Europe’s largest parking app operator has reported itself to information regulators in the EU and UK after hackers stole customer data.

EasyPark Group, the owner of brands including RingGo and ParkMobile, said customer names, phone numbers, addresses, email addresses and parts of credit card numbers had been taken but said parking data had not been compromised in the cyber-attack.

The company did not say how many of its users had been affected, beyond detailing that 950 RingGo users in the UK were involved. A spokesperson said “the majority of users affected are users in Europe on the EasyPark brand”, which suggested that the data of thousands of customers had been compromised.

The hack highlights the increasing centralisation of parking services across the world, as apps, websites and automated phone lines replace physical meters and parking attendants. Operating machines is much more expensive but they do not require personal data to make payments and can be used by people who rely on cash, such as many older drivers.

The central collection of location data is particularly sensitive because it could be used to physically track people.

EasyPark has said it is Europe’s biggest parking app in terms of coverage. The company and rivals such as the Volkswagen-owned PayByPhone and JustPark in Europe and ParkWhiz and SpotHero in the US are racing to cover as much of the world as possible, often incurring steep losses while snapping up competitors.

EasyPark is owned by the private equity investors Vitruvian Partners and Verdane, which bought it from BMW and Daimler in 2021. Its EasyPark, ParkMobile, RingGo and Park-line apps operate in more than 4,000 cities across 23 countries, including the US, Australia, New Zealand and most western European states such as Germany, France, Spain, Italy and the UK.

The company said its ParkMobile brand, which has 50 million users in the US, had not been affected. Users of RingGo had been affected because some of its services were integrated with the EasyPark technology, but the RingGo platform was not breached, it said.
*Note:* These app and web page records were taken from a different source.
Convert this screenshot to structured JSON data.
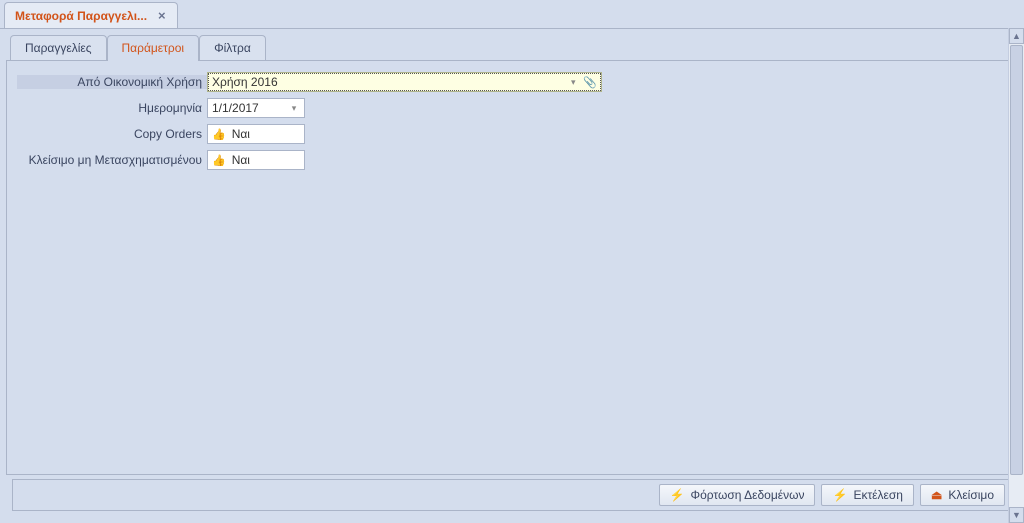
{
  "doc_tab": {
    "title": "Μεταφορά Παραγγελι...",
    "close": "×"
  },
  "tabs": {
    "orders": "Παραγγελίες",
    "params": "Παράμετροι",
    "filters": "Φίλτρα"
  },
  "labels": {
    "fiscal": "Από Οικονομική Χρήση",
    "date": "Ημερομηνία",
    "copy": "Copy Orders",
    "close_untransformed": "Κλείσιμο μη Μετασχηματισμένου"
  },
  "fields": {
    "fiscal_value": "Χρήση 2016",
    "date_value": "1/1/2017",
    "copy_value": "Ναι",
    "close_untransformed_value": "Ναι"
  },
  "buttons": {
    "load": "Φόρτωση Δεδομένων",
    "run": "Εκτέλεση",
    "close": "Κλείσιμο"
  },
  "icons": {
    "dropdown": "▾",
    "pin": "📎",
    "thumb": "👍",
    "bolt": "⚡",
    "eject": "⏏",
    "up": "▲",
    "down": "▼"
  }
}
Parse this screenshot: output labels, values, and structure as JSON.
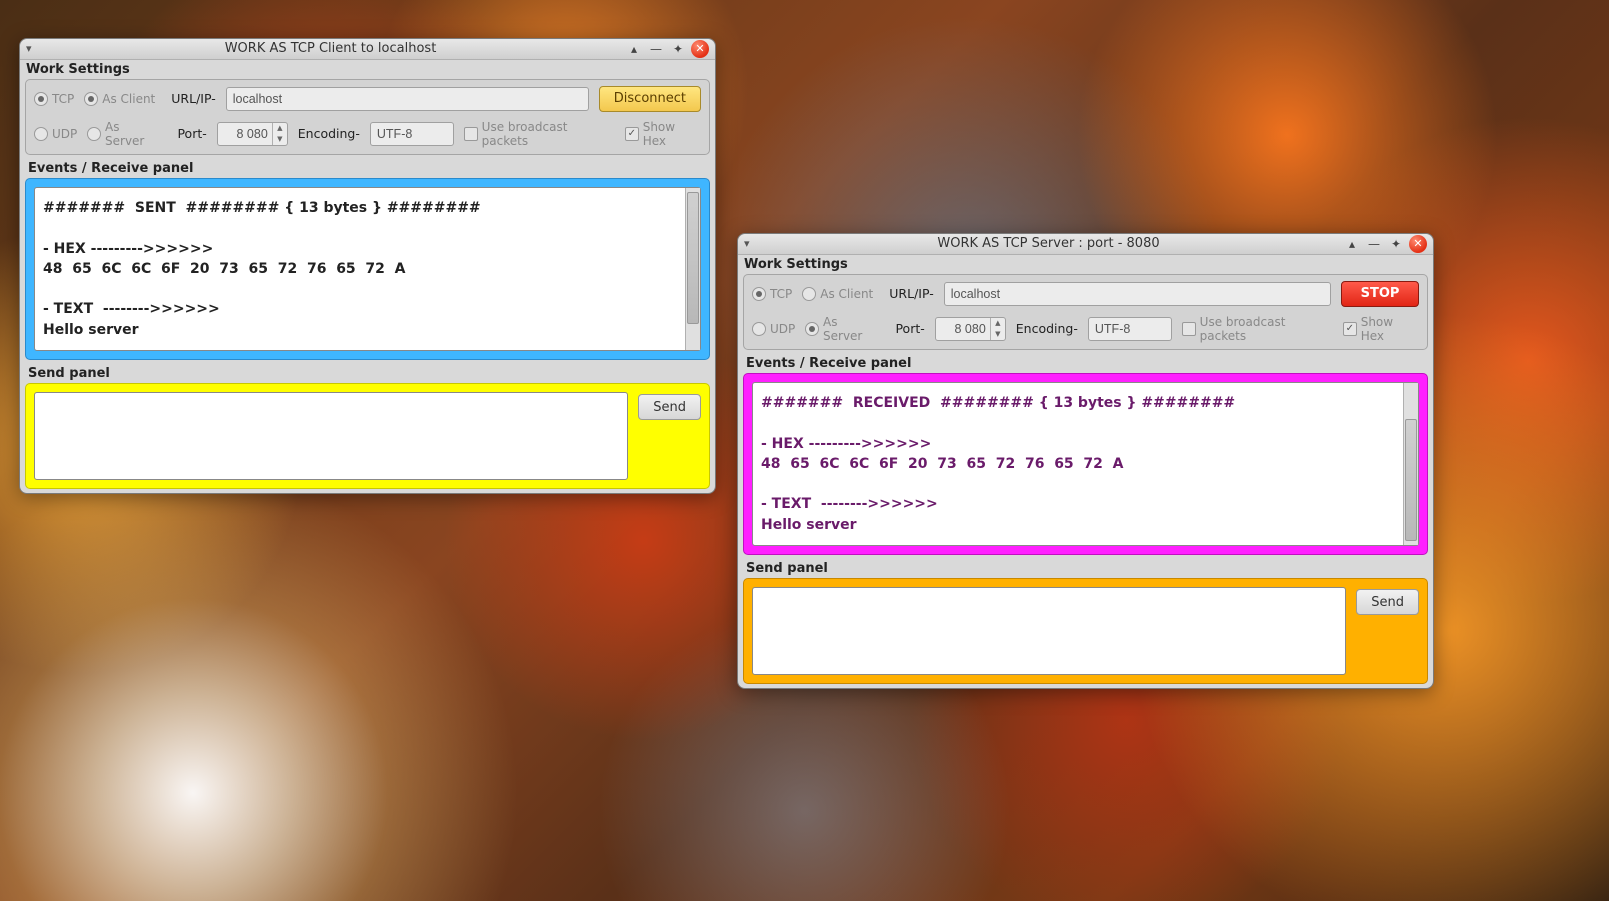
{
  "client_window": {
    "title": "WORK AS  TCP  Client to  localhost",
    "work_settings_label": "Work Settings",
    "row1": {
      "tcp": "TCP",
      "as_client": "As Client",
      "url_label": "URL/IP-",
      "url_value": "localhost",
      "action_button": "Disconnect"
    },
    "row2": {
      "udp": "UDP",
      "as_server": "As Server",
      "port_label": "Port-",
      "port_value": "8 080",
      "encoding_label": "Encoding-",
      "encoding_value": "UTF-8",
      "broadcast": "Use broadcast packets",
      "show_hex": "Show Hex"
    },
    "recv_title": "Events / Receive panel",
    "recv_log": "#######  SENT  ######## { 13 bytes } ########\n\n- HEX --------->>>>>>\n48  65  6C  6C  6F  20  73  65  72  76  65  72  A\n\n- TEXT  -------->>>>>>\nHello server",
    "send_title": "Send panel",
    "send_value": "",
    "send_button": "Send"
  },
  "server_window": {
    "title": "WORK AS  TCP  Server  : port - 8080",
    "work_settings_label": "Work Settings",
    "row1": {
      "tcp": "TCP",
      "as_client": "As Client",
      "url_label": "URL/IP-",
      "url_value": "localhost",
      "action_button": "STOP"
    },
    "row2": {
      "udp": "UDP",
      "as_server": "As Server",
      "port_label": "Port-",
      "port_value": "8 080",
      "encoding_label": "Encoding-",
      "encoding_value": "UTF-8",
      "broadcast": "Use broadcast packets",
      "show_hex": "Show Hex"
    },
    "recv_title": "Events / Receive panel",
    "recv_log": "#######  RECEIVED  ######## { 13 bytes } ########\n\n- HEX --------->>>>>>\n48  65  6C  6C  6F  20  73  65  72  76  65  72  A\n\n- TEXT  -------->>>>>>\nHello server",
    "send_title": "Send panel",
    "send_value": "",
    "send_button": "Send"
  }
}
The company was not yet aware of instances of the data being used or published, and had not received a ransom demand.

EasyPark Group said it discovered the breach on 10 December, and started informing all affected customers days later. Sweden’s privacy regulator has been notified as the lead authority for the EU, while the Information Commissioner’s Office in the UK and the Swiss data regulator have also been informed.

EasyPark said that, for affected customers, “a few digits of your IBAN or credit card number” were part of the breach but no combination of the stolen data could be used to make payments. However, it warned that customers should be mindful of phishing, when attackers use some information to fool people into giving away money or payment details.

Source: TheGuardian   By: John Crace, Guardian columnist